Behold, the most significant addition to my site in years: search capability. I'm pretty sure this was in the original plan for my site, but in the early years, it was a combination of not having a good plan to implement and not having enough posts to need searching capability that meant I never got around to doing it. Then, two years ago, I was exposed to Elasticsearch. I was pleased by its ease of use, robustness, capabilities, and features. I had a good solution. Now, that I have almost 150 entries on my site, it is time to make it happen, which is what I did in the last two days. And I am very happy with the results.
This is the third version of my website. Each version has been revolutionary. With the first version, using a LAMP stack and Dojo Toolkit, it was leaps and bounds easier to create a website than ever before. AJAX was new at the time, and for the first time, websites could refresh pieces of a page, instead of reloading the whole page with every navigation. The second version was built using Ruby on Rails, which was a huge step up. The site could be built in minutes, and developing on it was extremely simple.
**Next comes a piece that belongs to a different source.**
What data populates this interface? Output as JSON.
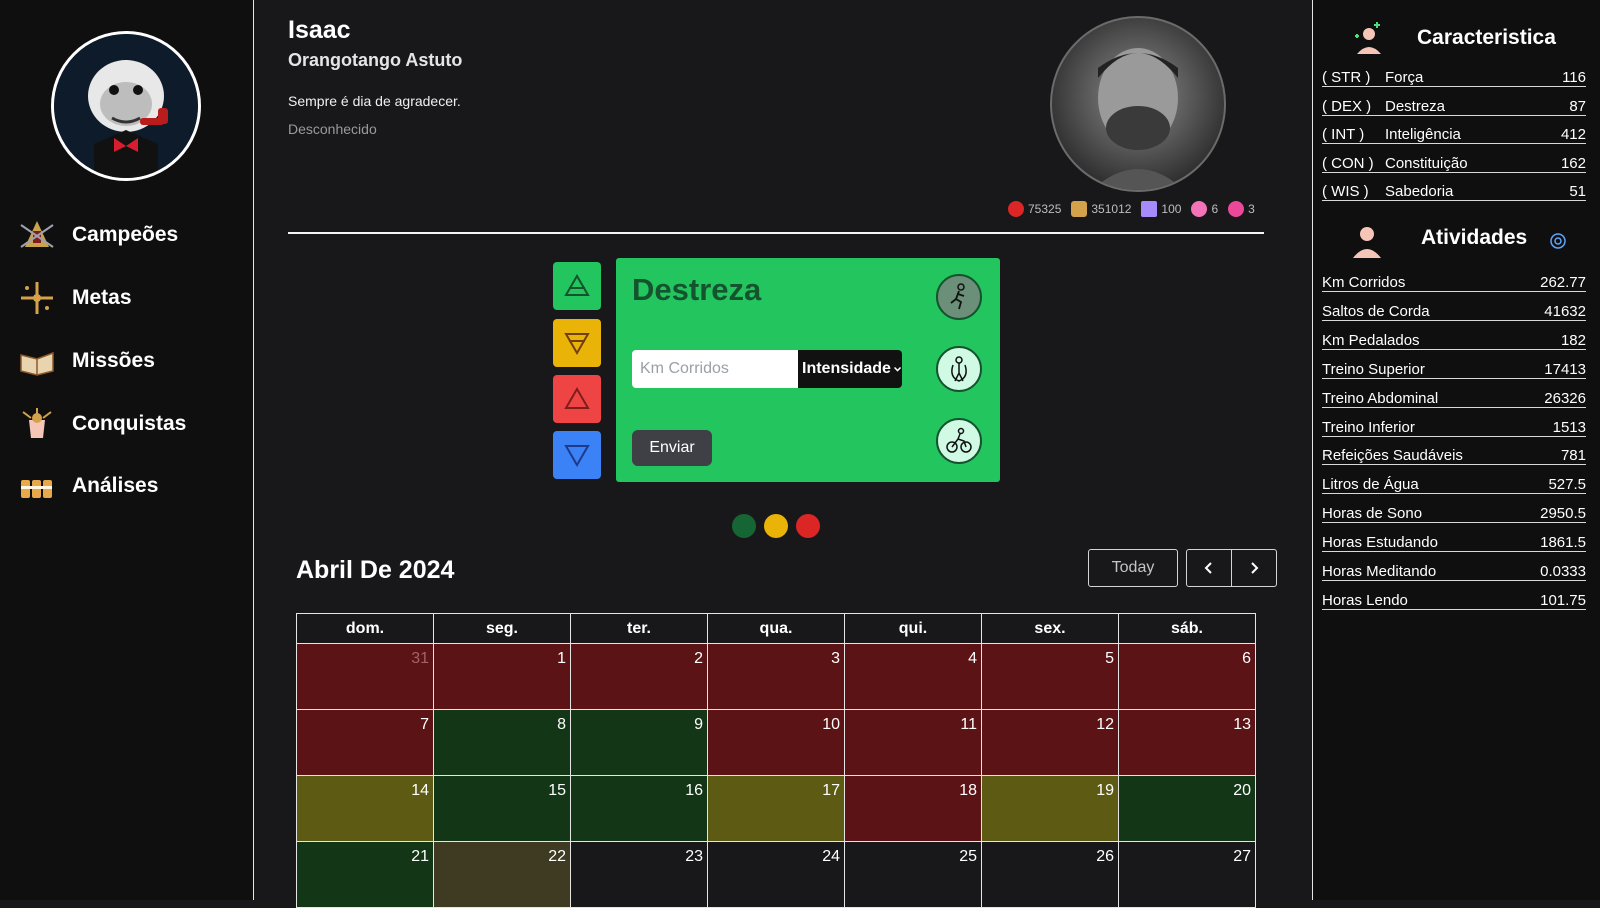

Everything was neatly organized. Since the second version was completed 6 years ago, there have been many new developments in technology. CSS libraries such as Bootstrap became popular. HTML5 became supported. Node.js arrived, and for the first time, the server and frontend could use the same language. But, all these developments were not enough to motivate me to redo my entire site. What caused the recent revision of my website was frontend JS libraries. Now, frontend JS libraries have been around for a while already. But, they had shortcomings in the areas of SEO and URL history tracking. In fact, the second version of my site was a proto-frontend JS library site (single-page application). It accomplished what frontend JS libraries were designed to do, but came before these libraries were available. However, at my job, I was able to overcome the two aforementioned shortcomings of frontend JS libraries using RiotJS. That caused me to reconsider the notion of undertaking a third revision of my site. I would incorporate these new technologies that had been invented since my second revision. In addition, I would try using Vue.js, since many people highly recommended it. If Vue.js could do what I wanted, then I would stick with it. Otherwise, I would use RiotJS, which I knew could do what I wanted. Thus began my third revision on March 3, according to the commit history.
Initially, my tech stack was Node.js, Express, Nunjucks, Vue.js and Material Design Lite. In the first week, I hit obstacle after obstacle, and setback after setback. I was trying to use Vue.js as I did with RiotJS, by rendering the content on the page, and using Vue.js to parse it. Unfortunately, Vue.js does not work that way. Through much searching, I discovered Nuxt, which builds on top of Vue.js, adding server-side rendering, just the feature I needed. Ultimately, I had to start over, dropping Nunjucks and Vue.js for Nuxt. After that, it was not always smooth sailing, but I was able to do just about everything that I needed using Nuxt. Sometimes, it did require extensive experimentation. But, I'm happy with the end result.
Google provides a useful tool called Lighthouse, which audits a site, and scores its likelihood of being successful, based off of a number of clearly defined metrics. This has helped me to optimize the site. By ticking each requirement, my site got better. Now, it looks and feels very professional, and accomplishes the initial goal of my website - to be an online portfolio highlighting my skills and work. I audited all three revisions, which can be compared against each other.
While the site is very good, there is still some room left for improvement. Unfortunately, the low-hanging fruit have been picked. What remains are more challenging things. One thing to keep in mind when implementing new features is that popular browsers need to support these features. If a browser does not support a feature, then either a fallback needs to be implemented, or the feature cannot be implemented; otherwise, a portion of users will have negative experiences. That is precisely what holds me back from converting my images to next-gen formats - the thing that would yield the most performance benefit. Firefox does not support any next-gen formats currently, so I will wait until they do. Besides that, HTTP/2 is something I will also be looking into, though that is more a Node.js support issue.